I recommend booking your ticket in advance because this is a guided tour. The museum is open from Tuesday through Sunday. You can book tickets on the museum’s website here.
The Seaplane Harbour Museum
The Lennusadam (the Seaplane Harbour), is part of the Estonian Maritime Museum house in an old seaplane hangar.
This is a great museum if you’re looking for something interactive. With over 200 exhibits, you can learn about Estonia’s maritime and military history. You can fly your own seaplane in a simulator, or have a boat race with remote controls.We didn’t have a chance to visit this museum, but if you have extra time it always comes highly recommended by other travelers.
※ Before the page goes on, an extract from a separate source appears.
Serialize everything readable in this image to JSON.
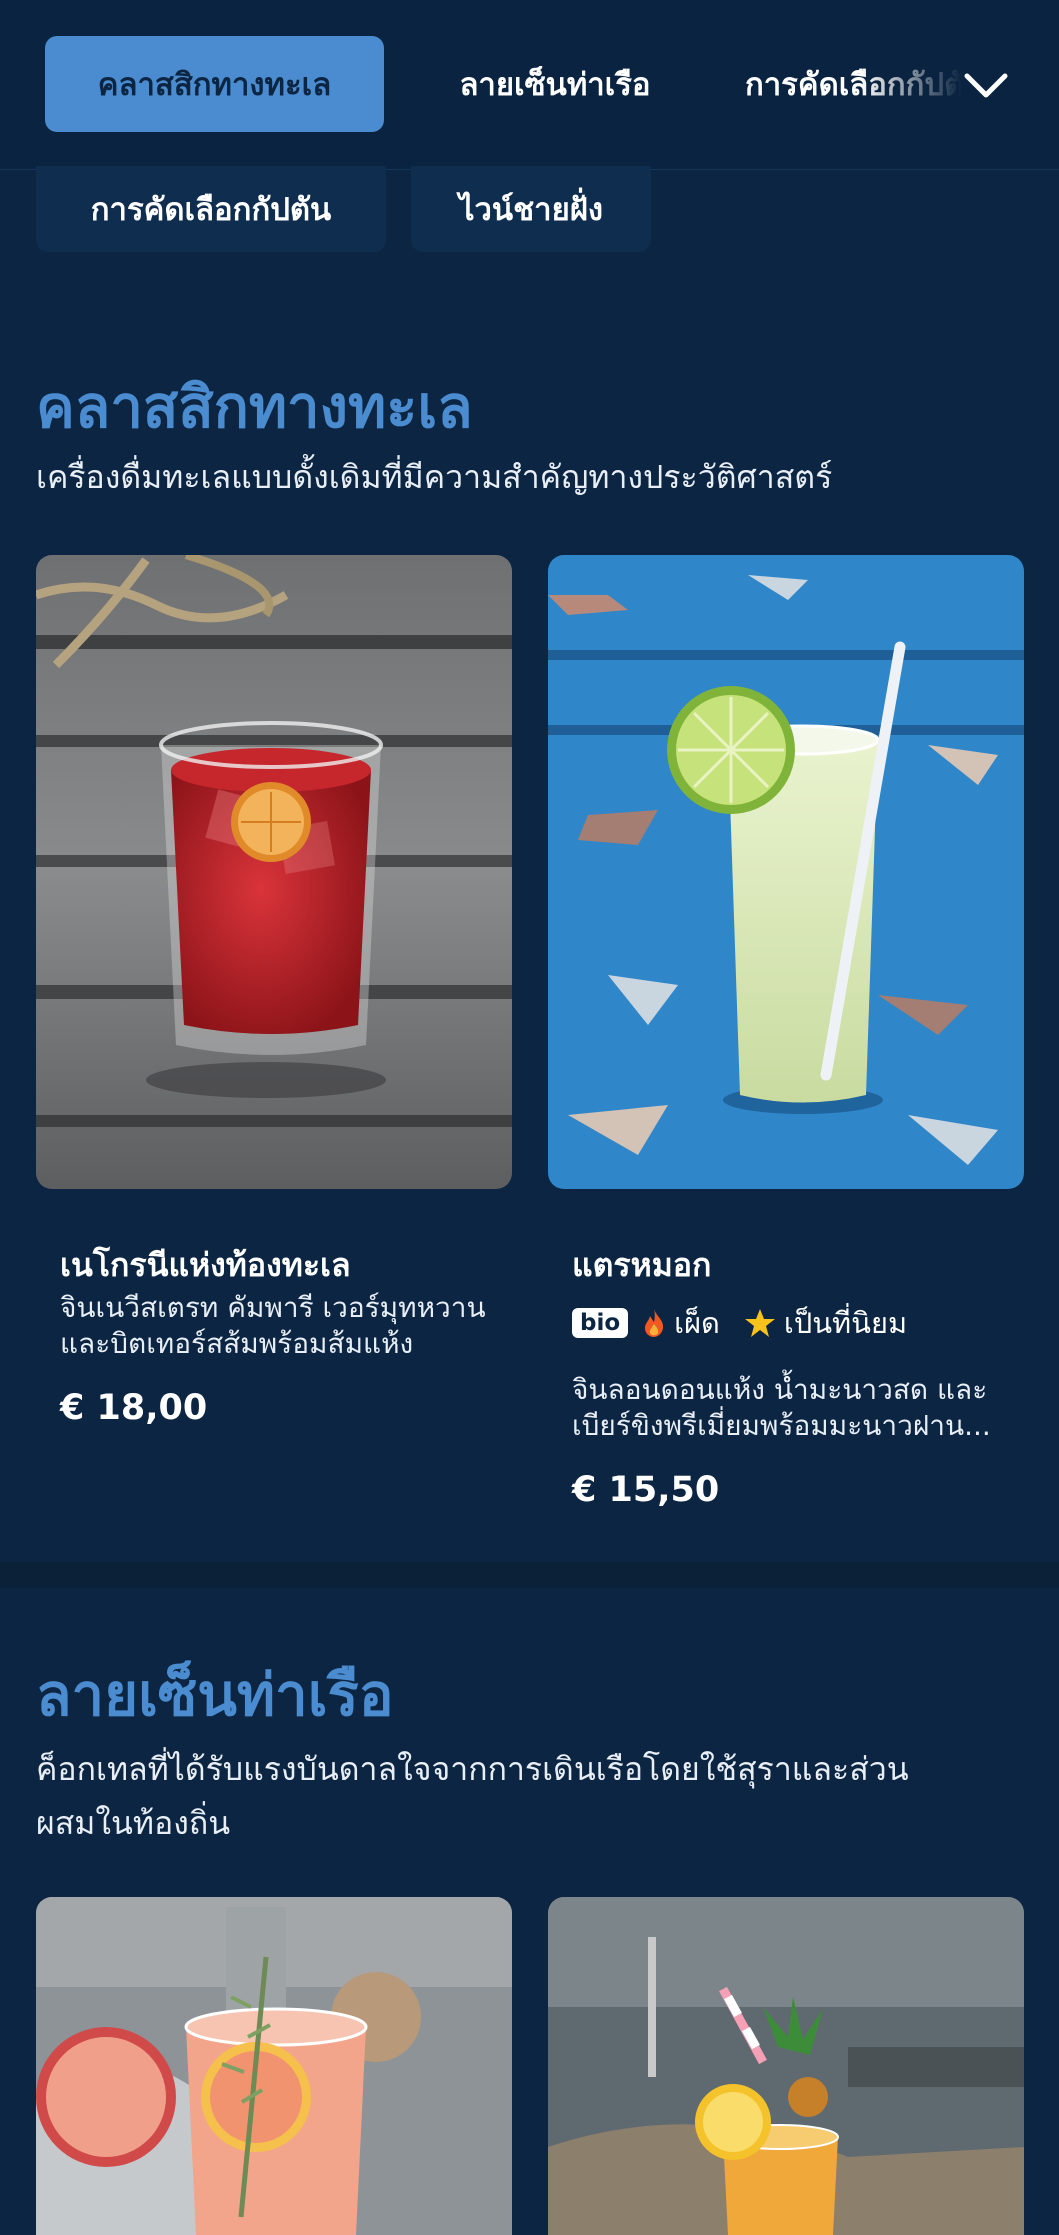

Popover Tip: If you’re more interested in learning about the history of Estonia I would recommend visiting the Vabamu Museum of Occupations and Freedom and the Estonia History Museum.
Tallinn Travel Tips
When to Visit
The best time to visit for Christmas is very late November, or all of December. You can find when the Christmas Market opens each year here. If you prefer warmer months, the best weather with the longest days is from May through early September.
How Long to Stay
Tallinn is a small city and it’s the perfect weekend trip. I would recommend two full days in Tallinn. It’s also a popular day trip on the ferry from Helsinki, but if you’re looking to see more of the culture, I would recommend one more full day.
How to Get to Tallinn
Tallinn has a small airport that’s actually conveniently located less than 5k from the city. We flew nonstop from Copenhagen to Tallinn on Lot Polish Airlines. The other two major airlines that fly into Tallinn are Finnair and airBaltic. You’ll find the most nonstops from other Baltic and Scandinavian capital cities.
It’s popular to combine your trip to Tallinn with Helsinki, Finland. Ferries sail regularly from Helsinki to Estonia’s port and are connected by 3 ferry companies. Tallink Silja offers 6 times per day, Viking Line 3 times per day, and the Eckerö is 3 times as well. It takes about 2 hours to cross and prices range from £30 – £100 euros round trip.
If you visit Finland in December prior to Tallinn you can’t miss seeing Rovaniemi in nothern Finland. Rovanimei is the ultimate destination for any Christmas lover. You can read more about the Ultimate Winter Wonderland in Rovaniemi here.
Winter Packing List
Tallinn is very chilly in the winter! In December, you’ll see temperatures from 28°F – 34°F (-2°C – 1°C) with only six hours of daylight.
Because the temperatures here get so cold in the winter, your packing list is very important.
- Hand warmers
- Long heavy jacket.
- Gloves and a warm hat
- Snow boots
- Wool socks
Final Thoughts on Tallinn
Tallinn is a city rich in history, medieval architecture, delicious food, and the friendliest people. There are so many things to do and see here I guarantee your trip to Tallinn will be memorable. Christmas in Tallinn is the perfect place to visit if you’re eager to get into the holiday spirit.
Read More About Christmas Markets in Europe
- Christmas in Copenhagen 2o23
- Heidelberg Christmas Market 2023 (Map + Dates)
- Best Salzburg Christmas Markets 2023
Pin this post to your travel board to save for your future Christmas Market trip!